▶ **Stored entries**:

######

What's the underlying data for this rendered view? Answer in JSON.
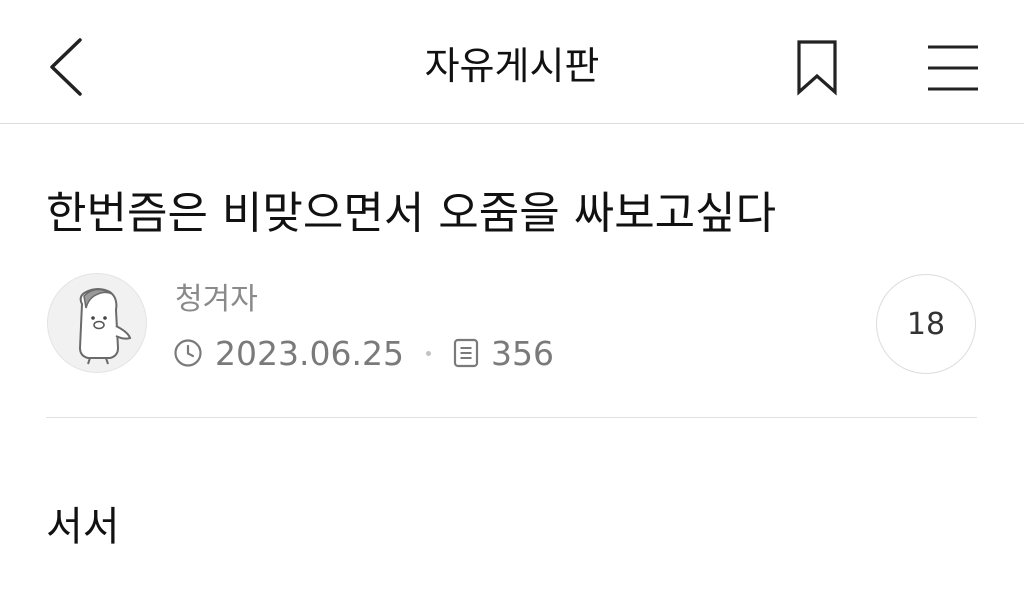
{
  "header": {
    "title": "자유게시판",
    "back_icon": "chevron-left-icon",
    "bookmark_icon": "bookmark-icon",
    "menu_icon": "hamburger-menu-icon"
  },
  "post": {
    "title": "한번즘은 비맞으면서 오줌을 싸보고싶다",
    "author": "청겨자",
    "date": "2023.06.25",
    "views": "356",
    "comment_count": "18",
    "body": "서서"
  },
  "colors": {
    "text_primary": "#111111",
    "text_secondary": "#7a7a7a",
    "divider": "#e2e2e2"
  }
}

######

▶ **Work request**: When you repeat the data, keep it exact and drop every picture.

▶ **Written answer**:
What's the underlying data for this rendered view? Answer in JSON.
{
  "header": {
    "title": "자유게시판",
    "back_icon": "chevron-left-icon",
    "bookmark_icon": "bookmark-icon",
    "menu_icon": "hamburger-menu-icon"
  },
  "post": {
    "title": "한번즘은 비맞으면서 오줌을 싸보고싶다",
    "author": "청겨자",
    "date": "2023.06.25",
    "views": "356",
    "comment_count": "18",
    "body": "서서"
  },
  "colors": {
    "text_primary": "#111111",
    "text_secondary": "#7a7a7a",
    "divider": "#e2e2e2"
  }
}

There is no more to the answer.